The flip side of the previous point is that Linux must now compete on features and functionality to succeed, price is a much smaller competitive advantage for Linux. Microsoft and Apple are aggressively developing better experiences on their operating systems and making better applications that run on it. It does not appear Linux has the resources to compete. Google, perhaps Linux’s biggest supporter from a huge tech company, is the one company that could perhaps push that forward. However, as I mentioned earlier, it appears Google has limited interest in supporting a user interface or Linux applications outside of their cloud.
There are Too Many Linux Distributions
While open source is one of Linux’s greatest attributes, it’s also one of it’s greatest flaws. With so many different distributions of Linux, it ultimately makes it more difficult and costly for software developers to develop software for all flavors of Linux. In addition, individual customers may modifying their Linux distributions for their own internal needs, which simply leads to more portability problems.
This may be the smallest issue of all the ones I’ve mentioned in this list. If one of the distributions can become the clear winner over the other on Linux desktops, this problem could dissipate.
Third Party Applications
Ultimately, for the Linux desktop to succeed, major third party applications must be ported over to it. Classically, people discuss video games as the major limiting “killer app” that must exist on Linux. However, other major software from Adobe and Oracle must also be ported. This single handedly will prevent many customers from switching to Linux. There are multiple issues why this exists, such as the fragmentation problem discussed above. However, I believe the issue at its core is just a chicken and the egg problem. Developers will be unwilling to port to Linux as long as it has such a small market share. However, in order to get people to switch to Linux, more developers need to support Linux.

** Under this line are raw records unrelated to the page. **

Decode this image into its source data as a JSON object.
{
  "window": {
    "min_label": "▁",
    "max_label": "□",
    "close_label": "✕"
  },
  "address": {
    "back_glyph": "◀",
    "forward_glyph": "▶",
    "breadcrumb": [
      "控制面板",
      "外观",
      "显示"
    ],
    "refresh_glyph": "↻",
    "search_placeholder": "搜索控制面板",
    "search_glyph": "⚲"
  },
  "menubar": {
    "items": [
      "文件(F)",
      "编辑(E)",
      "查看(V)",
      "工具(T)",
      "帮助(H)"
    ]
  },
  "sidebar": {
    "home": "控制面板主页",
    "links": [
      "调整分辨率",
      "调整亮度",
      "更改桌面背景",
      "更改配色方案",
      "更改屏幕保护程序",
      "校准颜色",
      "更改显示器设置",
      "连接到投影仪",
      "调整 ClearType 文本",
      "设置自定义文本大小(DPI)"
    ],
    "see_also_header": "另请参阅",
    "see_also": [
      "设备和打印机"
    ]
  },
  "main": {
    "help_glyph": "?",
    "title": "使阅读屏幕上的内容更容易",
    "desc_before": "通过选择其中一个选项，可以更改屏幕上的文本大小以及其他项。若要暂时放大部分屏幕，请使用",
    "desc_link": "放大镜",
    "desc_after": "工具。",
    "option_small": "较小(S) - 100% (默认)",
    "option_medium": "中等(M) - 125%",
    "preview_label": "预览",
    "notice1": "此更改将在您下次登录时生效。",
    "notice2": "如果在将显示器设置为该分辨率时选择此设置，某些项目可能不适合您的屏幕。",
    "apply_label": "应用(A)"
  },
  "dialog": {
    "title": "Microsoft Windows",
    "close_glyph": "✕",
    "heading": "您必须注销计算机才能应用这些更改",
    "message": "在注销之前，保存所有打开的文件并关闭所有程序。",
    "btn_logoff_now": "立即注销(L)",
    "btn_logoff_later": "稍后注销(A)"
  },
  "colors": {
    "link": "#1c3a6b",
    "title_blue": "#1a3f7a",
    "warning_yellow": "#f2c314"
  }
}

The question is, how many desktop operating systems can the market have? Historically, the answer is not a lot. The need for interoperation of systems will ultimately limit the number of operating systems that can exist. Software developers want to have their software work for as many people as they can, while consumers want familiarity. With Google entering the desktop OS war, I am reluctant to believe that Redhat, Suse, or Ubuntu are going to be able to make inroads in an even tougher environment. I doubt they will become the next BeOS or OS/2, but Google’s entry into the market won’t help.

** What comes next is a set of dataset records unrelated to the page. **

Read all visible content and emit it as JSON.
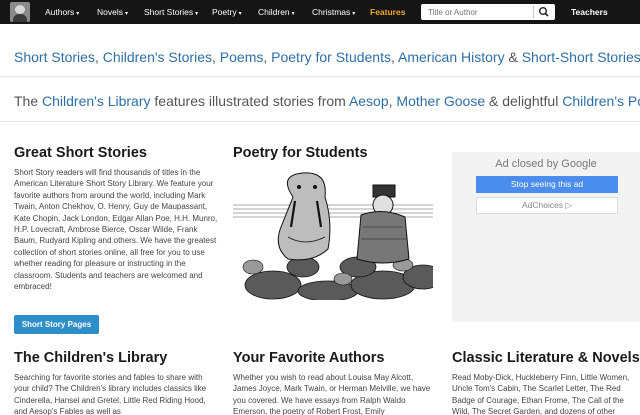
{
  "nav": {
    "items": [
      {
        "label": "Authors",
        "caret": "▾"
      },
      {
        "label": "Novels",
        "caret": "▾"
      },
      {
        "label": "Short Stories",
        "caret": "▾"
      },
      {
        "label": "Poetry",
        "caret": "▾"
      },
      {
        "label": "Children",
        "caret": "▾"
      },
      {
        "label": "Christmas",
        "caret": "▾"
      },
      {
        "label": "Features",
        "caret": ""
      },
      {
        "label": "Teachers",
        "caret": ""
      }
    ],
    "search_placeholder": "Title or Author",
    "search_icon": "search-icon",
    "accent_color": "#f5a623"
  },
  "links_line": {
    "items": [
      "Short Stories",
      "Children's Stories",
      "Poems",
      "Poetry for Students",
      "American History",
      "Short-Short Stories"
    ],
    "separators": [
      ", ",
      ", ",
      ", ",
      ", ",
      " & "
    ]
  },
  "library_line": {
    "prefix": "The ",
    "link1": "Children's Library",
    "mid1": " features illustrated stories from ",
    "link2": "Aesop",
    "mid2": ", ",
    "link3": "Mother Goose",
    "mid3": " & delightful ",
    "link4": "Children's Poems"
  },
  "short_stories": {
    "title": "Great Short Stories",
    "body": "Short Story readers will find thousands of titles in the American Literature Short Story Library. We feature your favorite authors from around the world, including Mark Twain, Anton Chekhov, O. Henry, Guy de Maupassant, Kate Chopin, Jack London, Edgar Allan Poe, H.H. Munro, H.P. Lovecraft, Ambrose Bierce, Oscar Wilde, Frank Baum, Rudyard Kipling and others. We have the greatest collection of short stories online, all free for you to use whether reading for pleasure or instructing in the classroom. Students and teachers are welcomed and embraced!",
    "button": "Short Story Pages"
  },
  "poetry": {
    "title": "Poetry for Students"
  },
  "ad": {
    "closed_by": "Ad closed by ",
    "brand": "Google",
    "stop": "Stop seeing this ad",
    "choices": "AdChoices ▷"
  },
  "childrens_library": {
    "title": "The Children's Library",
    "body": "Searching for favorite stories and fables to share with your child? The Children's library includes classics like Cinderella, Hansel and Gretel, Little Red Riding Hood, and Aesop's Fables as well as"
  },
  "favorite_authors": {
    "title": "Your Favorite Authors",
    "body": "Whether you wish to read about Louisa May Alcott, James Joyce, Mark Twain, or Herman Melville, we have you covered. We have essays from Ralph Waldo Emerson, the poetry of Robert Frost, Emily"
  },
  "classic_lit": {
    "title": "Classic Literature & Novels",
    "body": "Read Moby-Dick, Huckleberry Finn, Little Women, Uncle Tom's Cabin, The Scarlet Letter, The Red Badge of Courage, Ethan Frome, The Call of the Wild, The Secret Garden, and dozens of other"
  }
}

This article does not make the point that Linux is dead on the desktop forever. It’s only for the relatively foreseeable future. However, the above points illustrate that Linux has a lot to overcome to become a success, and nothing over the past few years has made it easier or cheaper to accomplish.